Monday, September 9, 2013
The Jazz Singer
Over the weekend I watched "The Jazz Singer" (starring Al Jolson) for the very first time.
Turner Classic Movies started showing the documentary "The Story of Film" (it will run for about 15 weeks on Monday nights) last week and as part of it they are showing some of the movies discuss in that week's installment.
Hasn't everyone heard of "The Jazz Singer"? The first feature-length "talkie" and all that? Or have seen clips of one of the songs, probably "My Mammy"?
And for the record I actually saw the Neil Diamond-Lucia Arnaz version in 1980 or 1981. In those college days we saw movies all the time. The movie is nothing to blog about but the songs from the film were all hits for Neil Diamond: "America", "Hello Again" and "Love on the Rocks".

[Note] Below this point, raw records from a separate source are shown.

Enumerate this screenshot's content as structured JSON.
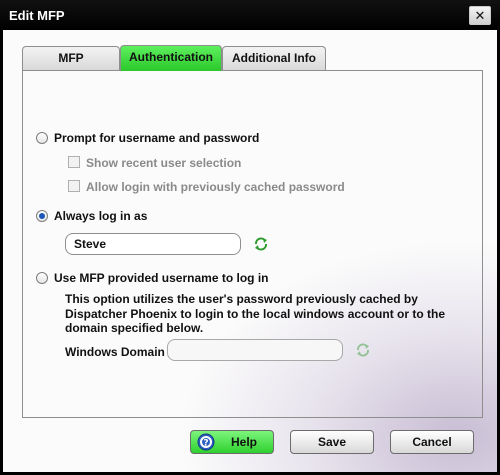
{
  "window": {
    "title": "Edit MFP",
    "close_symbol": "✕"
  },
  "tabs": [
    {
      "label": "MFP",
      "active": false
    },
    {
      "label": "Authentication",
      "active": true
    },
    {
      "label": "Additional Info",
      "active": false
    }
  ],
  "auth": {
    "prompt_option": {
      "label": "Prompt for username and password",
      "selected": false
    },
    "show_recent": {
      "label": "Show recent user selection",
      "checked": false,
      "enabled": false
    },
    "allow_cached": {
      "label": "Allow login with previously cached password",
      "checked": false,
      "enabled": false
    },
    "always_option": {
      "label": "Always log in as",
      "selected": true
    },
    "username_value": "Steve",
    "mfp_option": {
      "label": "Use MFP provided username to log in",
      "selected": false
    },
    "mfp_description": "This option utilizes the user's password previously cached by Dispatcher Phoenix to login to the local windows account or to the domain specified below.",
    "domain_label": "Windows Domain",
    "domain_value": ""
  },
  "buttons": {
    "help": "Help",
    "save": "Save",
    "cancel": "Cancel"
  },
  "icons": {
    "refresh": "refresh-icon",
    "help": "help-icon",
    "close": "close-icon"
  },
  "colors": {
    "accent_green": "#2bc82b",
    "radio_dot": "#1b56b8",
    "title_bg": "#000000"
  }
}
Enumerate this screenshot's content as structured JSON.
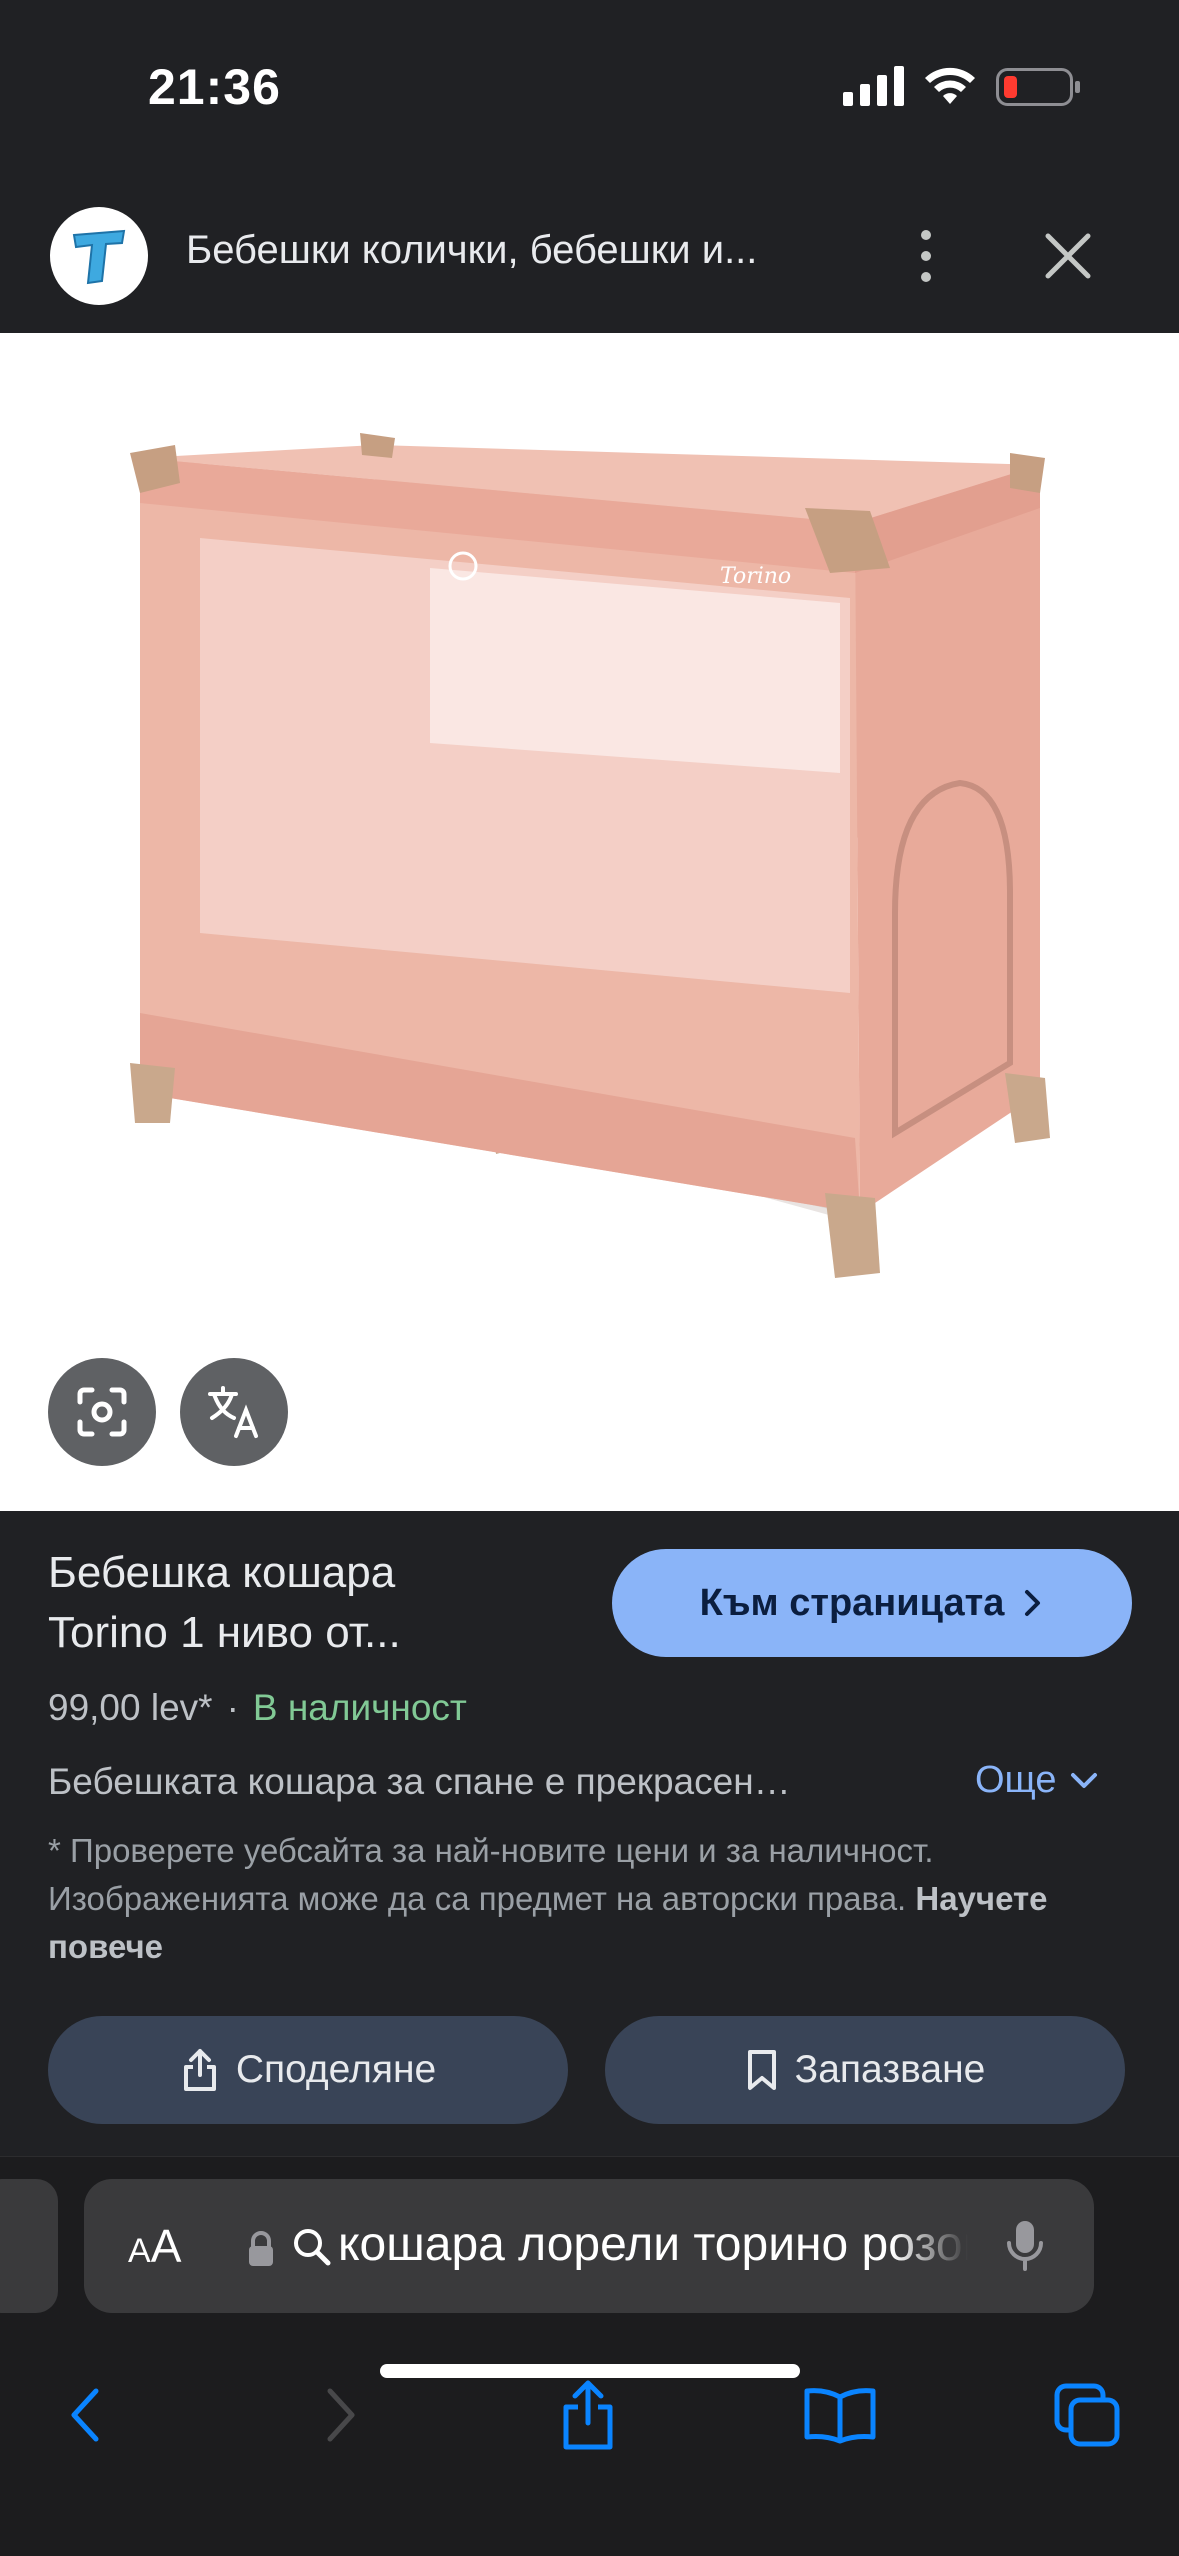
{
  "status_bar": {
    "time": "21:36"
  },
  "header": {
    "title": "Бебешки колички, бебешки и..."
  },
  "product": {
    "title_line1": "Бебешка кошара",
    "title_line2": "Torino 1 ниво от...",
    "price": "99,00 lev*",
    "separator": "·",
    "availability": "В наличност",
    "description": "Бебешката кошара за спане е прекрасен…",
    "more_label": "Още",
    "disclaimer": "* Проверете уебсайта за най-новите цени и за наличност. Изображенията може да са предмет на авторски права.",
    "learn_more": "Научете повече",
    "brand_text": "Torino"
  },
  "actions": {
    "visit_label": "Към страницата",
    "share_label": "Споделяне",
    "save_label": "Запазване"
  },
  "address_bar": {
    "aa_label_small": "A",
    "aa_label": "A",
    "url": "кошара лорели торино розова"
  },
  "colors": {
    "background": "#202124",
    "accent": "#8ab4f8",
    "in_stock": "#81c995",
    "chip": "#394457",
    "battery_low": "#ff3b30",
    "safari_blue": "#0a84ff"
  },
  "icons": [
    "signal-icon",
    "wifi-icon",
    "battery-icon",
    "more-vert-icon",
    "close-icon",
    "lens-icon",
    "translate-icon",
    "chevron-right-icon",
    "chevron-down-icon",
    "share-icon",
    "bookmark-icon",
    "lock-icon",
    "search-icon",
    "mic-icon",
    "back-icon",
    "forward-icon",
    "bookmarks-icon",
    "tabs-icon"
  ]
}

The Jolson version is basically a silent film --- lots of title cards standing in for dialogue like other silent films of the era. There is a musical score throughout and some sound effects are included. Then there are sound sequences whenever there is a song. Some songs take place in the synagogue and some are pop songs of the day.
The movie itself is surprisingly compelling. Jolson's dad is portrayed by Warner Oland, the Swedish actor who spent his career playing Asian characters (most notably Charlie Chan). Will Jack Robin (the former Jakie Rabinowitz) sing in his father's place for Yom Kippur services or will he make his Broadway debut?
The acting is much as you'd expect from a silent film. To our modern eyes it's even kind of terrible! But overall I think it is pretty good for its time.
It's still kind of hard to understand --- again, to my modern eyes --- how Al Jolson was such a HUGE star in those days. But star he was even though he is mainly forgotten today except for this film. Fame is fleeting indeed.
One small complaint is that Jolson was kinda old for the role of the kid who left home to make good in show business. But this is a fact of Hollywood that still exists today. I looked up his age; he was born in 1886 and the movie was made in 1927 so he was about 41 at the time. But one thing about the early 20th Century is that people always seem to look so much older than their actual ages.
Here's a still from the movie:
Think about it. Here are a few actors around 41 and 42 years old now: Matt Damon, Jeremy Renner, Nathan Fillion, Vince Vaughn, and Ethan Hawke. Freaky. Even the guys in their 50s look pretty good: George Clooney, Hugh Grant, Colin Firth, Tom Cruise and so on.
The one part of "The Jazz Singer" that's controversial is the fact that part of it is performed by Jolson in blackface. He performs "My Mammy" in blackface (though he's directing his performance to his own mother) and acts in one sequence in his dressing room after he's made up. Some critics contend that Jolson used blackface as a "metaphor of mutual suffering" of both blacks and Jews.
You can find many articles on the Internet about this subject so I won't go into it further than to say that you can find many examples of blackface in classic movies, usually in some musical number. There's nothing like watching a wholesome Judy Garland-Mickey Rooney film and all of a sudden, there they are, performing in blackface!
I still have so many other movies recorded on the DVR! But at least I filled in another brick of my classic film education!